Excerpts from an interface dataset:
_ _ _ _ _ _ _

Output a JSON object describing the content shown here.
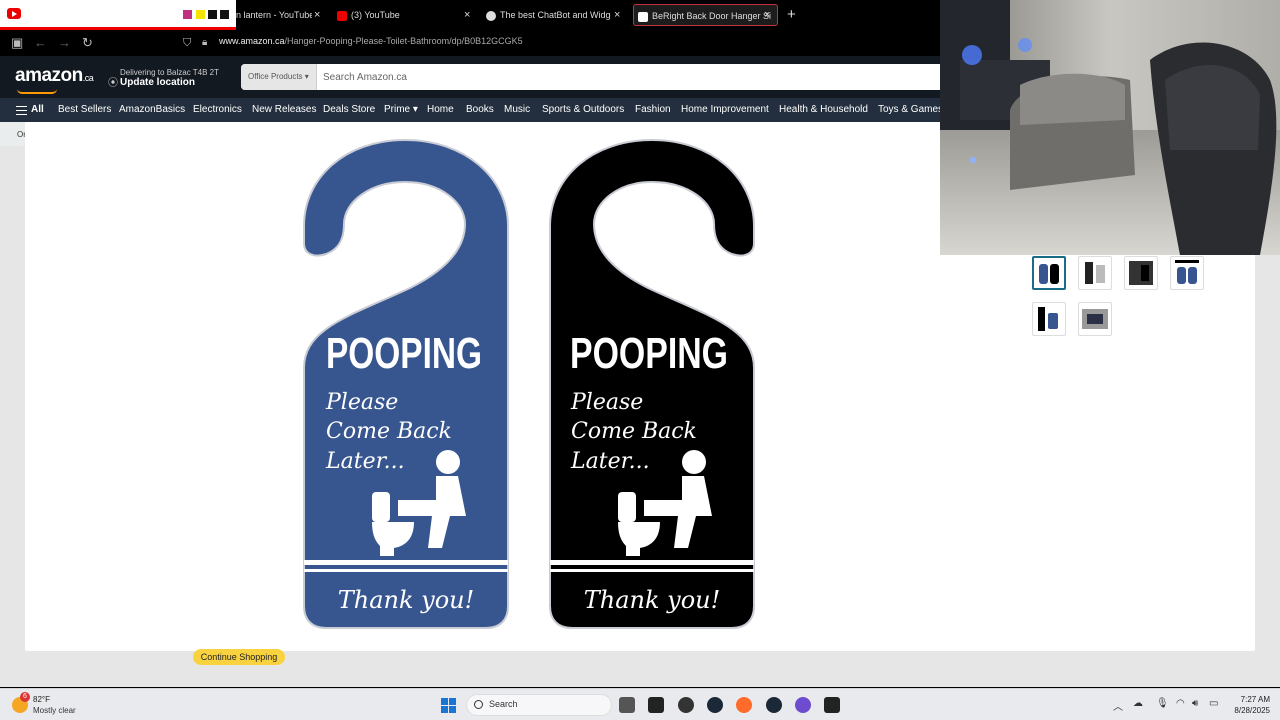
{
  "browser": {
    "tabs": [
      {
        "label": "n lantern - YouTube M",
        "favicon_color": "#e00000"
      },
      {
        "label": "(3) YouTube",
        "favicon_color": "#e00000"
      },
      {
        "label": "The best ChatBot and Widgets",
        "favicon_color": "#dddddd"
      },
      {
        "label": "BeRight Back Door Hanger Si",
        "favicon_color": "#ffffff",
        "active": true
      }
    ],
    "close_glyph": "×",
    "new_tab_glyph": "+",
    "url_domain": "www.amazon.ca",
    "url_path": "/Hanger-Pooping-Please-Toilet-Bathroom/dp/B0B12GCGK5"
  },
  "amazon": {
    "logo": "amazon",
    "logo_suffix": ".ca",
    "deliver_line1": "Delivering to Balzac T4B 2T",
    "deliver_line2": "Update location",
    "search_dept": "Office Products ▾",
    "search_placeholder": "Search Amazon.ca",
    "nav_items": [
      "All",
      "Best Sellers",
      "AmazonBasics",
      "Electronics",
      "New Releases",
      "Deals Store",
      "Prime ▾",
      "Home",
      "Books",
      "Music",
      "Sports & Outdoors",
      "Fashion",
      "Home Improvement",
      "Health & Household",
      "Toys & Games"
    ],
    "sub_text": "Or",
    "continue_button": "Continue Shopping"
  },
  "product_image": {
    "blue_hanger": {
      "title_big": "POOPING",
      "script_line1": "Please",
      "script_line2": "Come Back",
      "script_line3": "Later...",
      "footer": "Thank you!",
      "color": "#37558f"
    },
    "black_hanger": {
      "title_big": "POOPING",
      "script_line1": "Please",
      "script_line2": "Come Back",
      "script_line3": "Later...",
      "footer": "Thank you!",
      "color": "#000000"
    }
  },
  "thumbnails_count": 6,
  "taskbar": {
    "weather_temp": "82°F",
    "weather_desc": "Mostly clear",
    "weather_badge": "6",
    "search_label": "Search",
    "time": "7:27 AM",
    "date": "8/28/2025"
  }
}
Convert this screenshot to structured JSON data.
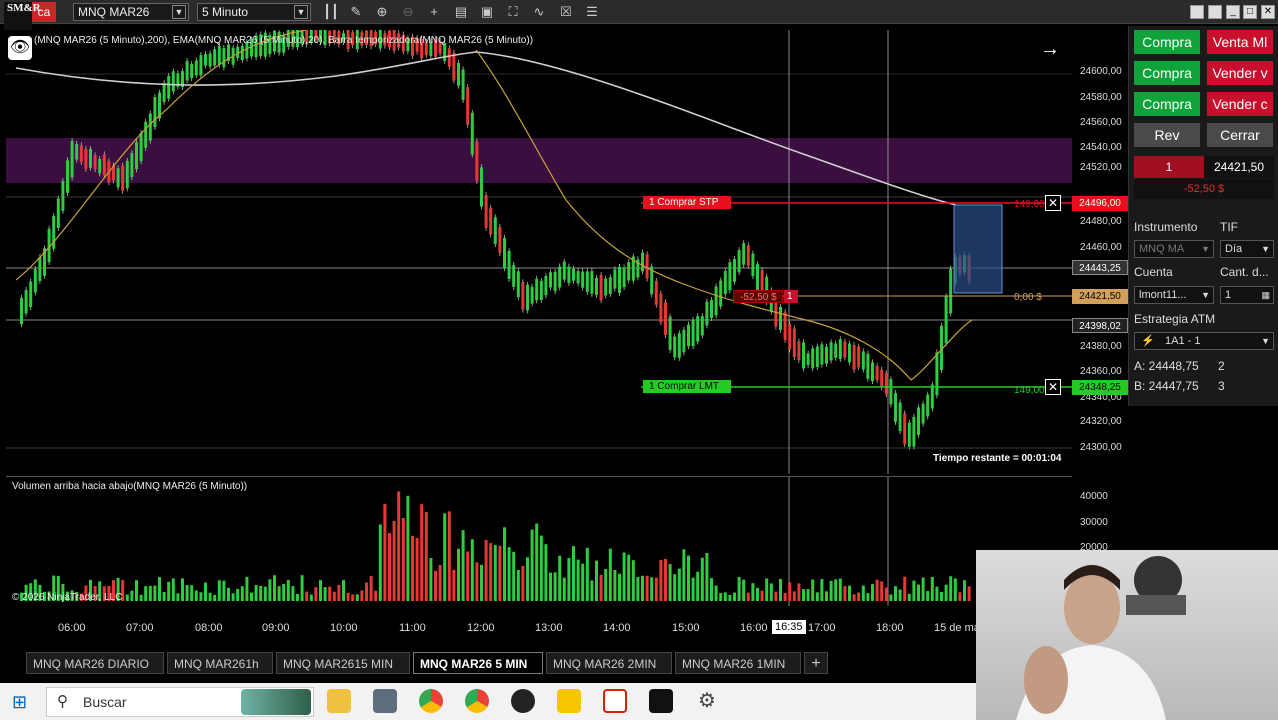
{
  "toolbar": {
    "logo": "SM&R",
    "logo_red": "ca",
    "instrument": "MNQ MAR26",
    "interval": "5 Minuto"
  },
  "chart": {
    "indicator_title": "(MNQ MAR26 (5 Minuto),200), EMA(MNQ MAR26 (5 Minuto),20), Barra temporizadora(MNQ MAR26 (5 Minuto))",
    "price_labels": [
      "24600,00",
      "24580,00",
      "24560,00",
      "24540,00",
      "24520,00",
      "24480,00",
      "24460,00",
      "24380,00",
      "24360,00",
      "24340,00",
      "24320,00",
      "24300,00"
    ],
    "tags": {
      "stop": "24496,00",
      "top_grey": "24443,25",
      "current": "24421,50",
      "mid_grey": "24398,02",
      "limit": "24348,25"
    },
    "orders": {
      "stop_label": "1  Comprar STP",
      "limit_label": "1  Comprar LMT",
      "pnl_label": "-52,50 $",
      "pnl_qty": "1",
      "right_pnl_top": "149,00",
      "right_pnl_mid": "0,00 $",
      "right_pnl_bot": "149,00"
    },
    "timer": "Tiempo restante = 00:01:04",
    "cursor_time": "16:35",
    "copyright": "© 2026 NinjaTrader, LLC",
    "time_labels": [
      "06:00",
      "07:00",
      "08:00",
      "09:00",
      "10:00",
      "11:00",
      "12:00",
      "13:00",
      "14:00",
      "15:00",
      "16:00",
      "17:00",
      "18:00",
      "15 de ma"
    ],
    "colors": {
      "up": "#2ecc40",
      "down": "#e53935",
      "ema200": "#cfcfcf",
      "ema20": "#c9a03a",
      "band": "#3a0f3f",
      "stop": "#e8101e",
      "limit": "#22cc22",
      "current": "#d2a05a"
    }
  },
  "volume": {
    "title": "Volumen arriba hacia abajo(MNQ MAR26 (5 Minuto))",
    "axis_labels": [
      "40000",
      "30000",
      "20000"
    ]
  },
  "panel": {
    "buy_mkt": "Compra",
    "sell_mkt": "Venta Ml",
    "buy2": "Compra",
    "sell2": "Vender v",
    "buy3": "Compra",
    "sell3": "Vender c",
    "rev": "Rev",
    "close": "Cerrar",
    "position_qty": "1",
    "position_price": "24421,50",
    "position_pnl": "-52,50 $",
    "instrument_label": "Instrumento",
    "tif_label": "TIF",
    "instrument_value": "MNQ MA",
    "tif_value": "Día",
    "account_label": "Cuenta",
    "qty_label": "Cant. d...",
    "account_value": "lmont11...",
    "qty_value": "1",
    "atm_label": "Estrategia ATM",
    "atm_value": "1A1 - 1",
    "ask": "A:  24448,75",
    "ask_size": "2",
    "bid": "B:  24447,75",
    "bid_size": "3"
  },
  "tabs": [
    "MNQ MAR26 DIARIO",
    "MNQ MAR261h",
    "MNQ MAR2615 MIN",
    "MNQ MAR26 5 MIN",
    "MNQ MAR26 2MIN",
    "MNQ MAR26 1MIN"
  ],
  "taskbar": {
    "search_placeholder": "Buscar"
  }
}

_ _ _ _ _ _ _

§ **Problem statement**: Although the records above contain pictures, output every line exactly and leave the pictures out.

§ **Solution for this exercise**:
Output a JSON object describing the content shown here.
{
  "browser": {
    "tabs": [
      {
        "label": "n lantern - YouTube M",
        "favicon_color": "#e00000"
      },
      {
        "label": "(3) YouTube",
        "favicon_color": "#e00000"
      },
      {
        "label": "The best ChatBot and Widgets",
        "favicon_color": "#dddddd"
      },
      {
        "label": "BeRight Back Door Hanger Si",
        "favicon_color": "#ffffff",
        "active": true
      }
    ],
    "close_glyph": "×",
    "new_tab_glyph": "+",
    "url_domain": "www.amazon.ca",
    "url_path": "/Hanger-Pooping-Please-Toilet-Bathroom/dp/B0B12GCGK5"
  },
  "amazon": {
    "logo": "amazon",
    "logo_suffix": ".ca",
    "deliver_line1": "Delivering to Balzac T4B 2T",
    "deliver_line2": "Update location",
    "search_dept": "Office Products ▾",
    "search_placeholder": "Search Amazon.ca",
    "nav_items": [
      "All",
      "Best Sellers",
      "AmazonBasics",
      "Electronics",
      "New Releases",
      "Deals Store",
      "Prime ▾",
      "Home",
      "Books",
      "Music",
      "Sports & Outdoors",
      "Fashion",
      "Home Improvement",
      "Health & Household",
      "Toys & Games"
    ],
    "sub_text": "Or",
    "continue_button": "Continue Shopping"
  },
  "product_image": {
    "blue_hanger": {
      "title_big": "POOPING",
      "script_line1": "Please",
      "script_line2": "Come Back",
      "script_line3": "Later...",
      "footer": "Thank you!",
      "color": "#37558f"
    },
    "black_hanger": {
      "title_big": "POOPING",
      "script_line1": "Please",
      "script_line2": "Come Back",
      "script_line3": "Later...",
      "footer": "Thank you!",
      "color": "#000000"
    }
  },
  "thumbnails_count": 6,
  "taskbar": {
    "weather_temp": "82°F",
    "weather_desc": "Mostly clear",
    "weather_badge": "6",
    "search_label": "Search",
    "time": "7:27 AM",
    "date": "8/28/2025"
  }
}
Convert this screenshot to structured JSON data.
{
  "toolbar": {
    "logo": "SM&R",
    "logo_red": "ca",
    "instrument": "MNQ MAR26",
    "interval": "5 Minuto"
  },
  "chart": {
    "indicator_title": "(MNQ MAR26 (5 Minuto),200), EMA(MNQ MAR26 (5 Minuto),20), Barra temporizadora(MNQ MAR26 (5 Minuto))",
    "price_labels": [
      "24600,00",
      "24580,00",
      "24560,00",
      "24540,00",
      "24520,00",
      "24480,00",
      "24460,00",
      "24380,00",
      "24360,00",
      "24340,00",
      "24320,00",
      "24300,00"
    ],
    "tags": {
      "stop": "24496,00",
      "top_grey": "24443,25",
      "current": "24421,50",
      "mid_grey": "24398,02",
      "limit": "24348,25"
    },
    "orders": {
      "stop_label": "1  Comprar STP",
      "limit_label": "1  Comprar LMT",
      "pnl_label": "-52,50 $",
      "pnl_qty": "1",
      "right_pnl_top": "149,00",
      "right_pnl_mid": "0,00 $",
      "right_pnl_bot": "149,00"
    },
    "timer": "Tiempo restante = 00:01:04",
    "cursor_time": "16:35",
    "copyright": "© 2026 NinjaTrader, LLC",
    "time_labels": [
      "06:00",
      "07:00",
      "08:00",
      "09:00",
      "10:00",
      "11:00",
      "12:00",
      "13:00",
      "14:00",
      "15:00",
      "16:00",
      "17:00",
      "18:00",
      "15 de ma"
    ],
    "colors": {
      "up": "#2ecc40",
      "down": "#e53935",
      "ema200": "#cfcfcf",
      "ema20": "#c9a03a",
      "band": "#3a0f3f",
      "stop": "#e8101e",
      "limit": "#22cc22",
      "current": "#d2a05a"
    }
  },
  "volume": {
    "title": "Volumen arriba hacia abajo(MNQ MAR26 (5 Minuto))",
    "axis_labels": [
      "40000",
      "30000",
      "20000"
    ]
  },
  "panel": {
    "buy_mkt": "Compra",
    "sell_mkt": "Venta Ml",
    "buy2": "Compra",
    "sell2": "Vender v",
    "buy3": "Compra",
    "sell3": "Vender c",
    "rev": "Rev",
    "close": "Cerrar",
    "position_qty": "1",
    "position_price": "24421,50",
    "position_pnl": "-52,50 $",
    "instrument_label": "Instrumento",
    "tif_label": "TIF",
    "instrument_value": "MNQ MA",
    "tif_value": "Día",
    "account_label": "Cuenta",
    "qty_label": "Cant. d...",
    "account_value": "lmont11...",
    "qty_value": "1",
    "atm_label": "Estrategia ATM",
    "atm_value": "1A1 - 1",
    "ask": "A:  24448,75",
    "ask_size": "2",
    "bid": "B:  24447,75",
    "bid_size": "3"
  },
  "tabs": [
    "MNQ MAR26 DIARIO",
    "MNQ MAR261h",
    "MNQ MAR2615 MIN",
    "MNQ MAR26 5 MIN",
    "MNQ MAR26 2MIN",
    "MNQ MAR26 1MIN"
  ],
  "taskbar": {
    "search_placeholder": "Buscar"
  }
}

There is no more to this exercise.